The economy is in ruins, over five million people need aid and two million have fled their homes.
Over 180,000 people are crammed into UN peacekeeping camps across the country, too terrified to venture outside the razor wire fences for fear of being killed.
Tensions are high, and the days ahead will be critical.
“We need the guns to stay silent and give people time — both as official warring parties and as individuals — with one another in coming days,” said Casie Copeland from the International Crisis Group (ICG) think tank.
Suffering is on an epic scale. Parts of the country, especially the devastated oil producing northern Unity region, have been pushed to the brink of famine.
There are huge expectations Machar’s arrival means the myriad of problems will be solved swiftly — but there will be no quick fix.
– ‘Best chance yet’ -Diplomats note gloomily that while Machar’s return is the “best chance yet”, the deal imposed under intense international pressure only sees the country go back to the status quo that existed before his July 2013 sacking as vice president that precipitated the war.
The agreement has already been repeatedly broken with months of fighting since it was signed, and its key power sharing formula in ruins after Kiir nearly tripled the number of regional states.
South Sudan’s civil war began in December 2013 when Kiir accused Machar of plotting a coup. The conflict has torn open ethnic divisions and been characterised by human rights violations.
It has included the abduction and rape of thousands of women and girls, massacres of civilians, recruitment of child soldiers, murder, mutilation and even cannibalism.
South Sudan is one of poorest countries on the planet, and had some world’s worst indicators for development, health and education even before over two years of war.

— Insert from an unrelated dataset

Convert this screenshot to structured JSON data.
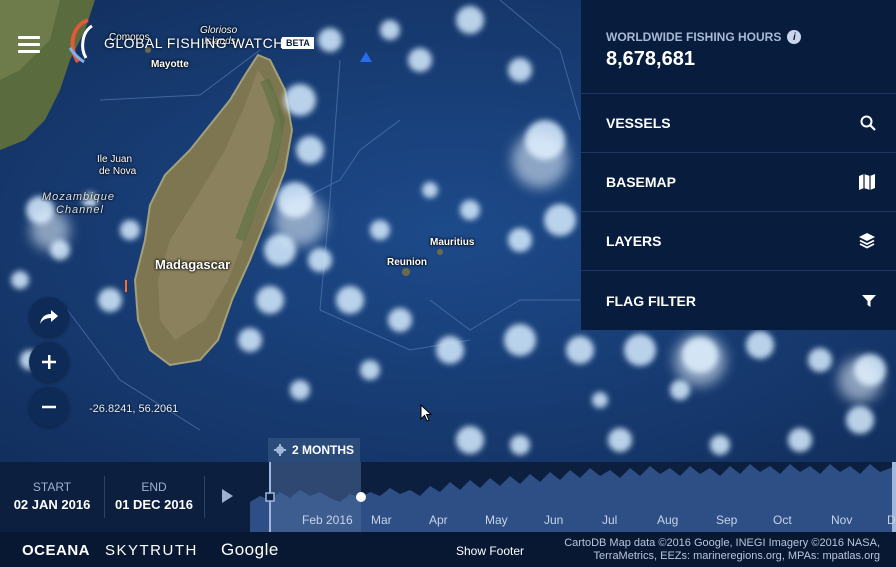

Machar has over 1,500 armed troops in the capital, while government forces have officially just over double that.
All other soldiers have to remain at least 25 kilometres (15 miles) outside the capital.
The threat of violence at a local level remains enormous, with multiple militia forces unleashed and out of control.
Machar and Kiir are decades-old rivals and even if they can work together both must also rein in powerful hardline field commanders.